Now Kepler is back in the game with the recent discovery of an exoplanet located about 180 light years from Earth, according to NASA. This is the first planet identified using data from the spacecraft since it was repurposed for the K2 mission.
“Rather than giving up on the stalwart spacecraft, a team of scientists and engineers crafted a resourceful strategy to use pressure from sunlight as a ‘virtual reaction wheel’ to help control the spacecraft,” a statement from NASA reads. “The resulting K2 mission promises to not only continue Kepler’s planet hunt, but also to expand the search to bright nearby stars that harbor planets that can be studied in detail and better understand their composition.”
A graduate student at the Harvard-Smithsonian Center for Astrophysics discovered HIP116454b, the newly confirmed exoplanet, using public data gathered by Kepler in February. It takes nine days for it to orbit around a star that is cooler than the Earth’s sun, meaning the planet is “too hot for life as we know it,” according to NASA.
Researchers reported HIP116454b is about 2.5 times the diameter of Earth.
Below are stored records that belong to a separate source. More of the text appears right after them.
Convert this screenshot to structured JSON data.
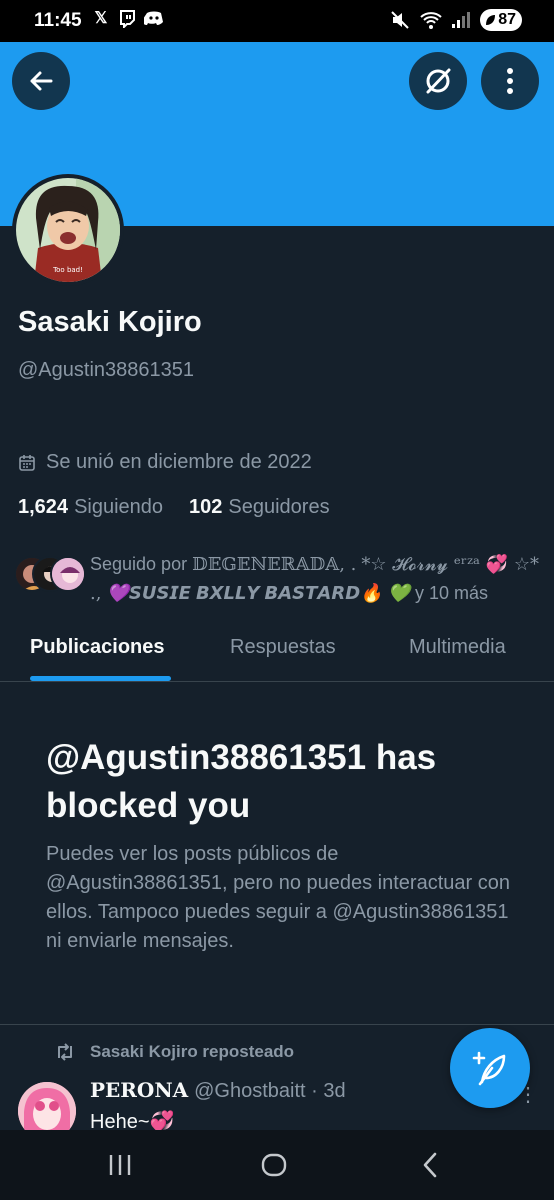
{
  "status_bar": {
    "time": "11:45",
    "battery": "87"
  },
  "profile": {
    "name": "Sasaki Kojiro",
    "handle": "@Agustin38861351",
    "joined": "Se unió en diciembre de 2022",
    "following_count": "1,624",
    "following_label": "Siguiendo",
    "followers_count": "102",
    "followers_label": "Seguidores",
    "avatar_caption": "Too bad!"
  },
  "followed_by": {
    "prefix": "Seguido por",
    "name1": "𝔻𝔼𝔾𝔼ℕ𝔼ℝ𝔸𝔻𝔸, .",
    "name2": "*☆ 𝓗𝓸𝓻𝓷𝔂 ᵉʳᶻᵃ 💞 ☆* .,",
    "name3": "💜𝙎𝙐𝙎𝙄𝙀 𝘽𝙓𝙇𝙇𝙔 𝘽𝘼𝙎𝙏𝘼𝙍𝘿🔥 💚",
    "suffix": "y 10 más"
  },
  "tabs": [
    {
      "label": "Publicaciones"
    },
    {
      "label": "Respuestas"
    },
    {
      "label": "Multimedia"
    }
  ],
  "blocked": {
    "title": "@Agustin38861351 has blocked you",
    "body": "Puedes ver los posts públicos de @Agustin38861351, pero no puedes interactuar con ellos. Tampoco puedes seguir a @Agustin38861351 ni enviarle mensajes."
  },
  "post": {
    "repost_label": "Sasaki Kojiro reposteado",
    "author_name": "𝐏𝐄𝐑𝐎𝐍𝐀",
    "author_handle": "@Ghostbaitt",
    "time": "· 3d",
    "text": "Hehe~💞"
  },
  "colors": {
    "background": "#15202b",
    "banner": "#1d9bf0",
    "accent": "#1d9bf0",
    "muted_text": "#8b98a5"
  }
}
While this is the first confirmed planet since Kepler’s rebirth in May, the spacecraft has been busy gathering plenty of other data. So far it has observed more than 35,000 stars and star clusters, in addition to planetary objects within the Earth’s solar system, according to NASA.